= TASK INSTRUCTIONS =
List, from the lines below, each one with "platform" in it.

RECORDS FOR THE TASK: Begin

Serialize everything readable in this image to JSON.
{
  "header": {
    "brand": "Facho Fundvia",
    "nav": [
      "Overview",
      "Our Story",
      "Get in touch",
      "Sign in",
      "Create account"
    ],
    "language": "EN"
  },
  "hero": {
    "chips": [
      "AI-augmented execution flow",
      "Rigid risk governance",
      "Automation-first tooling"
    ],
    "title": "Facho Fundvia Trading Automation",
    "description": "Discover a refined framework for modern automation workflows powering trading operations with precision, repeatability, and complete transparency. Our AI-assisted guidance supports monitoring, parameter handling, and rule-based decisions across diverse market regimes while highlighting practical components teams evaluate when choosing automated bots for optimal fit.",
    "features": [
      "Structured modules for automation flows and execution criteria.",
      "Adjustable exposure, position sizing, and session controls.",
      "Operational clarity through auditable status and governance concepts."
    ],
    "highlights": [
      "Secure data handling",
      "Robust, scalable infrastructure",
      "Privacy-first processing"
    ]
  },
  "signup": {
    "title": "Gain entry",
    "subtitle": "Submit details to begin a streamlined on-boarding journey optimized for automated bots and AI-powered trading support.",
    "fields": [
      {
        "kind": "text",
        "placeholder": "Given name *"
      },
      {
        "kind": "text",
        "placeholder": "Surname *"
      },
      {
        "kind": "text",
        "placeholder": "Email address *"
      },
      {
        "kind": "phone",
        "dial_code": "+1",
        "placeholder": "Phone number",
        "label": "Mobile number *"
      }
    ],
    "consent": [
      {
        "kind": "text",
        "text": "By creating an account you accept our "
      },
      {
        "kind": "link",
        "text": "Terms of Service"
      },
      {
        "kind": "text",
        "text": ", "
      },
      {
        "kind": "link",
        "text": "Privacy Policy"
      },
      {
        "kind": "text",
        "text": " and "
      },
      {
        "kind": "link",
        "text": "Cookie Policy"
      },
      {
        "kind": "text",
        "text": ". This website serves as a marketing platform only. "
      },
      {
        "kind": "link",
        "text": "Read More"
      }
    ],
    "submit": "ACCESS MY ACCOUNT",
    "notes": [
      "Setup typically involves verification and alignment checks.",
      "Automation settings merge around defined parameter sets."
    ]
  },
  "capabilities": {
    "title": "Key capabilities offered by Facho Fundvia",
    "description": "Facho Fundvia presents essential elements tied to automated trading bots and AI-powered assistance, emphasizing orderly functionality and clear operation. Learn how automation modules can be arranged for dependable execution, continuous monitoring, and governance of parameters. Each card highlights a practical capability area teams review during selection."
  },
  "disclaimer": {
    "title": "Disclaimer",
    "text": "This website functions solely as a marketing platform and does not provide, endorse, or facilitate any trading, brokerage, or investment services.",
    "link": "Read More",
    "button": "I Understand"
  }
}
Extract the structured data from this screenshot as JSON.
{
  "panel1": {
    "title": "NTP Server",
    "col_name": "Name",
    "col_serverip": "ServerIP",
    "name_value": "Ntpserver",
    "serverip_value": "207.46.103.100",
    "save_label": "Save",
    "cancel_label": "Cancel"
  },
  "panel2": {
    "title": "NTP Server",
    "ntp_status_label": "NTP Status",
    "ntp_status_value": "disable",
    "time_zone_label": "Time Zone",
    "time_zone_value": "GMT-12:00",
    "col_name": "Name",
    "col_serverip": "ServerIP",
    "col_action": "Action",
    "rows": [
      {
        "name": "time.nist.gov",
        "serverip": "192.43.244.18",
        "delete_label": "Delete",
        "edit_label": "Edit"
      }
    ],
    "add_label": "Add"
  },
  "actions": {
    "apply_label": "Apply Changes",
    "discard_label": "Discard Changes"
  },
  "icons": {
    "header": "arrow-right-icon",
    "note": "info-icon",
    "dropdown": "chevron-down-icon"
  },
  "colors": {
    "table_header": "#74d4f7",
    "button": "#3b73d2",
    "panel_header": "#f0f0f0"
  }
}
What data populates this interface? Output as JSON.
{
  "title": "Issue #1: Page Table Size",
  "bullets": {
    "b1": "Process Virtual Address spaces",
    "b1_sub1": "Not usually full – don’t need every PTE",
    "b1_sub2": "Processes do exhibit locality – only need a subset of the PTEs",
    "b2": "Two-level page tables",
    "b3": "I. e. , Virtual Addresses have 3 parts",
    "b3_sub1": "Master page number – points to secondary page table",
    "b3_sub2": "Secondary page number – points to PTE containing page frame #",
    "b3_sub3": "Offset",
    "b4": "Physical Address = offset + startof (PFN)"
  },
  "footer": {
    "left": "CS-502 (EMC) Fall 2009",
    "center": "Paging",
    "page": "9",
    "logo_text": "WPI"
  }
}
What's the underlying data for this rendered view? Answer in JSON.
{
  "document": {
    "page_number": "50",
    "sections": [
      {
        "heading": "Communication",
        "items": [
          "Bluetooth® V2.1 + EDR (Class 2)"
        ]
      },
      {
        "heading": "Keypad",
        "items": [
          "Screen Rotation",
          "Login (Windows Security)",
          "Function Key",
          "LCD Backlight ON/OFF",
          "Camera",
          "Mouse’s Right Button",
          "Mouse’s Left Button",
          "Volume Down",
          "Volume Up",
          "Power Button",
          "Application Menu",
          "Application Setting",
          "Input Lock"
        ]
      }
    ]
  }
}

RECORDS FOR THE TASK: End

= TASK RESPONSE =
        "text": ". This website serves as a marketing platform only. "
    "text": "This website functions solely as a marketing platform and does not provide, endorse, or facilitate any trading, brokerage, or investment services.",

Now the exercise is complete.